#2 L – Learn. Before you just ask a woman on why or how she lost her pregnancy or why they post on social media, or why they can’t just “get over it,” learn. You can start by learning about the facts of pregnancy and infant loss, you can try to learn more about how and why people grieve in various ways, and you can learn about how important it is for people to share their truths. Instead of judgement ask, “what can I learn?”

#3 L – Legitimize. When you legitimize someone’s grief, sadness, anger, worry or really any human emotion or reaction, you give them power. The person who is hurting can feel helpless, they can feel like they are wrong or invincible. Validate them, validate their feelings and be present in what they are willing to share.

These tips are important because we will all have times when we just need support. There will be times when we wish the people around us could just hear us out, and make the effort to learn about our circumstances, and times when all we need is for one person to say, “I believe you.” This won’t “fix” anything and it doesn’t diminish the heartbreak at hand, but it may just be what the person needs to get through that moment.

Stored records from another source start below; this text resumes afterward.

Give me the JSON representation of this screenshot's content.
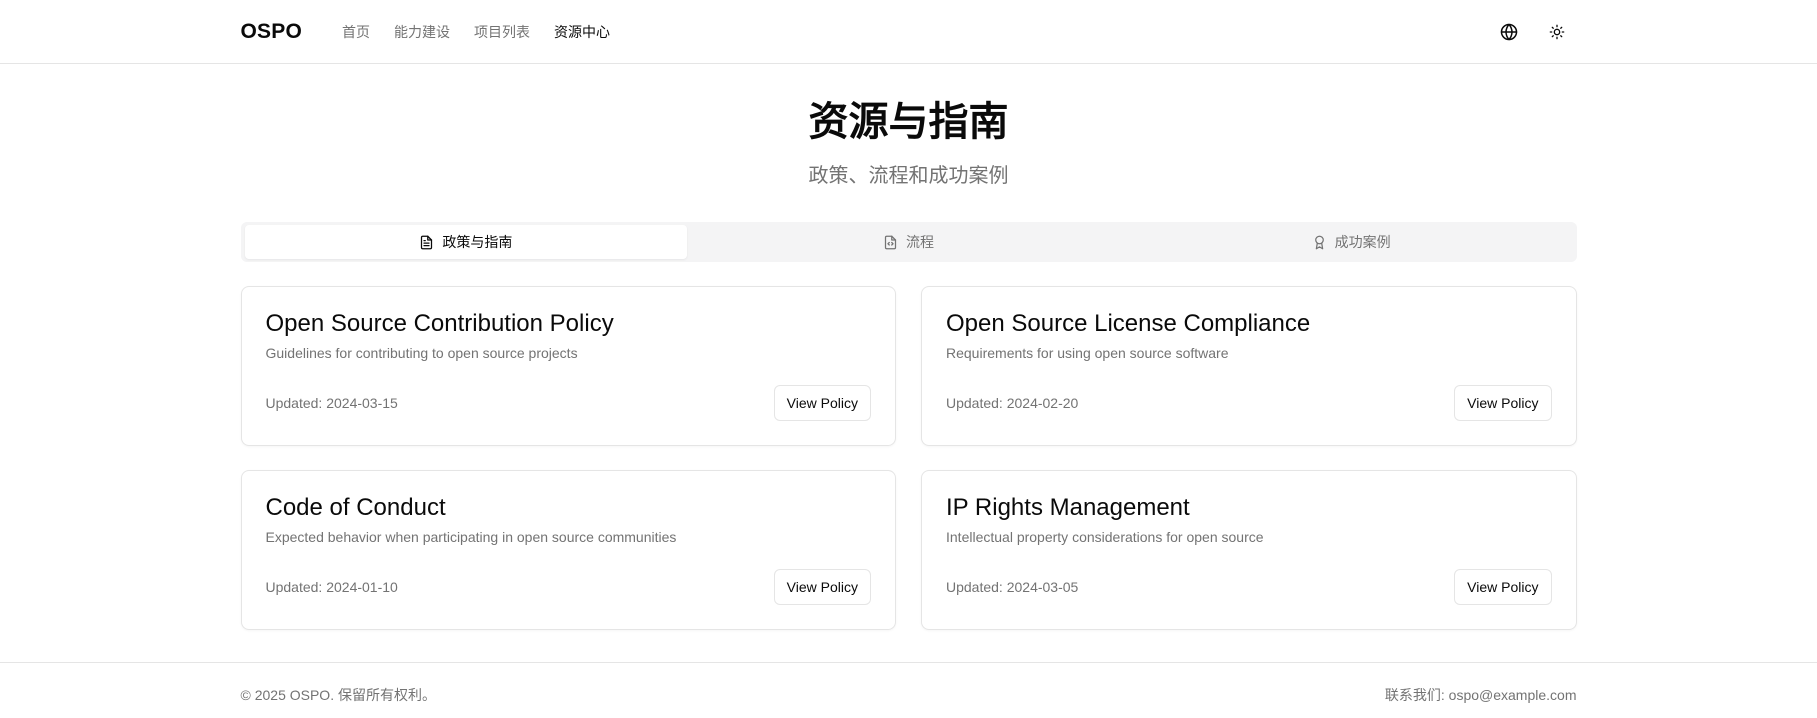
{
  "header": {
    "logo": "OSPO",
    "nav": [
      {
        "label": "首页",
        "active": false
      },
      {
        "label": "能力建设",
        "active": false
      },
      {
        "label": "项目列表",
        "active": false
      },
      {
        "label": "资源中心",
        "active": true
      }
    ],
    "icons": [
      "globe-icon",
      "sun-icon"
    ]
  },
  "hero": {
    "title": "资源与指南",
    "subtitle": "政策、流程和成功案例"
  },
  "tabs": [
    {
      "label": "政策与指南",
      "icon": "file-text-icon",
      "active": true
    },
    {
      "label": "流程",
      "icon": "file-code-icon",
      "active": false
    },
    {
      "label": "成功案例",
      "icon": "award-icon",
      "active": false
    }
  ],
  "cards": [
    {
      "title": "Open Source Contribution Policy",
      "description": "Guidelines for contributing to open source projects",
      "updated": "Updated: 2024-03-15",
      "button": "View Policy"
    },
    {
      "title": "Open Source License Compliance",
      "description": "Requirements for using open source software",
      "updated": "Updated: 2024-02-20",
      "button": "View Policy"
    },
    {
      "title": "Code of Conduct",
      "description": "Expected behavior when participating in open source communities",
      "updated": "Updated: 2024-01-10",
      "button": "View Policy"
    },
    {
      "title": "IP Rights Management",
      "description": "Intellectual property considerations for open source",
      "updated": "Updated: 2024-03-05",
      "button": "View Policy"
    }
  ],
  "footer": {
    "copyright": "© 2025 OSPO. 保留所有权利。",
    "contact": "联系我们: ospo@example.com"
  },
  "colors": {
    "text": "#0a0a0a",
    "muted": "#737373",
    "border": "#e5e5e5",
    "tab_bg": "#f4f4f5"
  }
}
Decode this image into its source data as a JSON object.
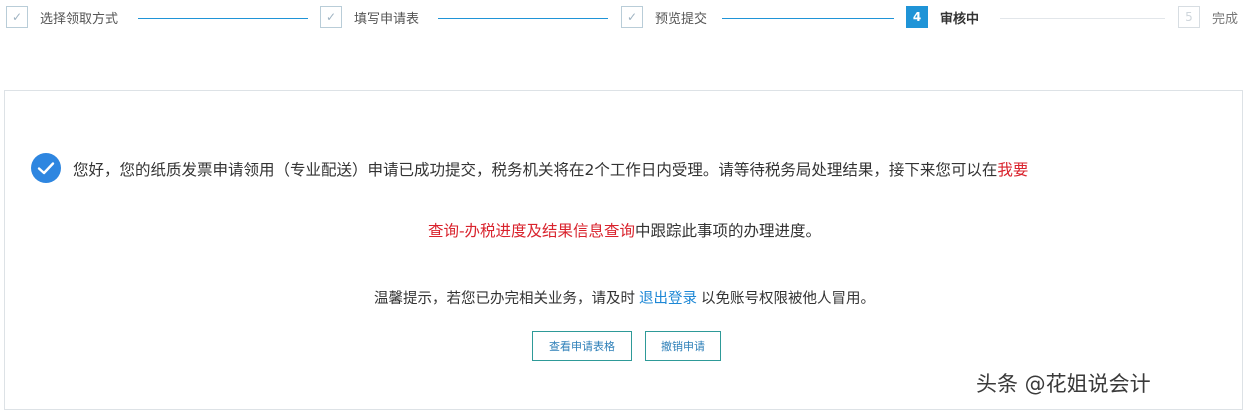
{
  "stepper": {
    "steps": [
      {
        "number": "✓",
        "label": "选择领取方式",
        "state": "done"
      },
      {
        "number": "✓",
        "label": "填写申请表",
        "state": "done"
      },
      {
        "number": "✓",
        "label": "预览提交",
        "state": "done"
      },
      {
        "number": "4",
        "label": "审核中",
        "state": "active"
      },
      {
        "number": "5",
        "label": "完成",
        "state": "pending"
      }
    ]
  },
  "message": {
    "line1_text": "您好，您的纸质发票申请领用（专业配送）申请已成功提交，税务机关将在2个工作日内受理。请等待税务局处理结果，接下来您可以在",
    "line1_red": "我要",
    "line2_red": "查询-办税进度及结果信息查询",
    "line2_text": "中跟踪此事项的办理进度。"
  },
  "tip": {
    "before": "温馨提示，若您已办完相关业务，请及时",
    "link": "退出登录",
    "after": "以免账号权限被他人冒用。"
  },
  "buttons": {
    "view_form": "查看申请表格",
    "revoke": "撤销申请"
  },
  "watermark": "头条 @花姐说会计",
  "colors": {
    "accent": "#1f94d7",
    "success_icon": "#2e86e0",
    "highlight_red": "#d9232d",
    "link_blue": "#1e88d6"
  }
}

The same rules should apply to message boards and social media. People will sometimes share because they finally feel brave enough to speak, they share because they want others to learn, they want to be transparent about their pain, and sometimes they share because they just don’t know what else to do with their suffering. Other times people will share on social media, so they don’t have to contact everyone and retell their stories over and over. Instead of offering advice or tips, or even maybe your own experience that was worse, practice the 3 Ls. Many people value their friends and relationships on social media, they share the best of news and sometimes the hardest stories. Before you say, “why are they telling the whole world?” Maybe stop to think, “wow, I am so proud they invited me to know more about them.” Offer that post or comment with the same care you would if they told you one-on-one.

This month, like many awareness months, comes with the hard truth that while you may feel you are helping, others can still be hurting. It’s a reminder and calls for us all to offer more kindness to those around us, and to speak out about things that really matter. Let’s all practice our compassion this month, and all year long to break the silence, end the stigma, and fight for better outcomes, education, and healthcare – #NeverBeStill


Mary Hoadley

Director of The Wellness Center